REQUIRED ACTION: Write out all the entries below without any change.

╭─ DATA SUPPLIED

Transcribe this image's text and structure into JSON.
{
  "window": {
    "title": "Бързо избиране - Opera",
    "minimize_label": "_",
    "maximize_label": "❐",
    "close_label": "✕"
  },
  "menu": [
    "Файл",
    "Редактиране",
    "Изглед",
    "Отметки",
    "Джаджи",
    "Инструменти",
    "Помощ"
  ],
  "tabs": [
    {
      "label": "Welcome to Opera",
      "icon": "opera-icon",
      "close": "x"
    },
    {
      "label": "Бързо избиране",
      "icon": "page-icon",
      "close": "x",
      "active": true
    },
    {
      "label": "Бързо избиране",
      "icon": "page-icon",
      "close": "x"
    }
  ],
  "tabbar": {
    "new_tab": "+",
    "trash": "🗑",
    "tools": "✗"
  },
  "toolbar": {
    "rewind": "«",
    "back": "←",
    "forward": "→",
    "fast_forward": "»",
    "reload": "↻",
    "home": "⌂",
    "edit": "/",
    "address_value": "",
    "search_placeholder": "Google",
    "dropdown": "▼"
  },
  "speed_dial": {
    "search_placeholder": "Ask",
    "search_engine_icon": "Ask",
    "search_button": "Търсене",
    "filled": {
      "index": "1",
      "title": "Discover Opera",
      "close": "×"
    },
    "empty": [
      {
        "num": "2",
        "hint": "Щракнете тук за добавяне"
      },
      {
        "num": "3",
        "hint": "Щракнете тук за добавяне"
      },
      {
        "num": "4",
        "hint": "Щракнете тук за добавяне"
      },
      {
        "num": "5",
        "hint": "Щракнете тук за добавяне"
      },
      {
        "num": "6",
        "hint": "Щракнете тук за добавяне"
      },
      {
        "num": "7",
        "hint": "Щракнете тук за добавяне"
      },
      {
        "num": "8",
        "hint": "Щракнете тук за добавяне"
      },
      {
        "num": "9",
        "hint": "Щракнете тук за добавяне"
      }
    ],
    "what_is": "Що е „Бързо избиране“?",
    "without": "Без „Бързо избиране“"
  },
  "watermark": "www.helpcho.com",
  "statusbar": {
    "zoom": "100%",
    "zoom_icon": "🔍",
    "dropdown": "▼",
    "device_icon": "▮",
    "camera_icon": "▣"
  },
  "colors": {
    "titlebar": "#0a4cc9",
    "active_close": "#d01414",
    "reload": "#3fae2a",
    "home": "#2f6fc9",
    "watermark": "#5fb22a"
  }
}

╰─

RESULT OF THIS TASK:
Transcribe this image's text and structure into JSON.
{
  "window": {
    "title": "Бързо избиране - Opera",
    "minimize_label": "_",
    "maximize_label": "❐",
    "close_label": "✕"
  },
  "menu": [
    "Файл",
    "Редактиране",
    "Изглед",
    "Отметки",
    "Джаджи",
    "Инструменти",
    "Помощ"
  ],
  "tabs": [
    {
      "label": "Welcome to Opera",
      "icon": "opera-icon",
      "close": "x"
    },
    {
      "label": "Бързо избиране",
      "icon": "page-icon",
      "close": "x",
      "active": true
    },
    {
      "label": "Бързо избиране",
      "icon": "page-icon",
      "close": "x"
    }
  ],
  "tabbar": {
    "new_tab": "+",
    "trash": "🗑",
    "tools": "✗"
  },
  "toolbar": {
    "rewind": "«",
    "back": "←",
    "forward": "→",
    "fast_forward": "»",
    "reload": "↻",
    "home": "⌂",
    "edit": "/",
    "address_value": "",
    "search_placeholder": "Google",
    "dropdown": "▼"
  },
  "speed_dial": {
    "search_placeholder": "Ask",
    "search_engine_icon": "Ask",
    "search_button": "Търсене",
    "filled": {
      "index": "1",
      "title": "Discover Opera",
      "close": "×"
    },
    "empty": [
      {
        "num": "2",
        "hint": "Щракнете тук за добавяне"
      },
      {
        "num": "3",
        "hint": "Щракнете тук за добавяне"
      },
      {
        "num": "4",
        "hint": "Щракнете тук за добавяне"
      },
      {
        "num": "5",
        "hint": "Щракнете тук за добавяне"
      },
      {
        "num": "6",
        "hint": "Щракнете тук за добавяне"
      },
      {
        "num": "7",
        "hint": "Щракнете тук за добавяне"
      },
      {
        "num": "8",
        "hint": "Щракнете тук за добавяне"
      },
      {
        "num": "9",
        "hint": "Щракнете тук за добавяне"
      }
    ],
    "what_is": "Що е „Бързо избиране“?",
    "without": "Без „Бързо избиране“"
  },
  "watermark": "www.helpcho.com",
  "statusbar": {
    "zoom": "100%",
    "zoom_icon": "🔍",
    "dropdown": "▼",
    "device_icon": "▮",
    "camera_icon": "▣"
  },
  "colors": {
    "titlebar": "#0a4cc9",
    "active_close": "#d01414",
    "reload": "#3fae2a",
    "home": "#2f6fc9",
    "watermark": "#5fb22a"
  }
}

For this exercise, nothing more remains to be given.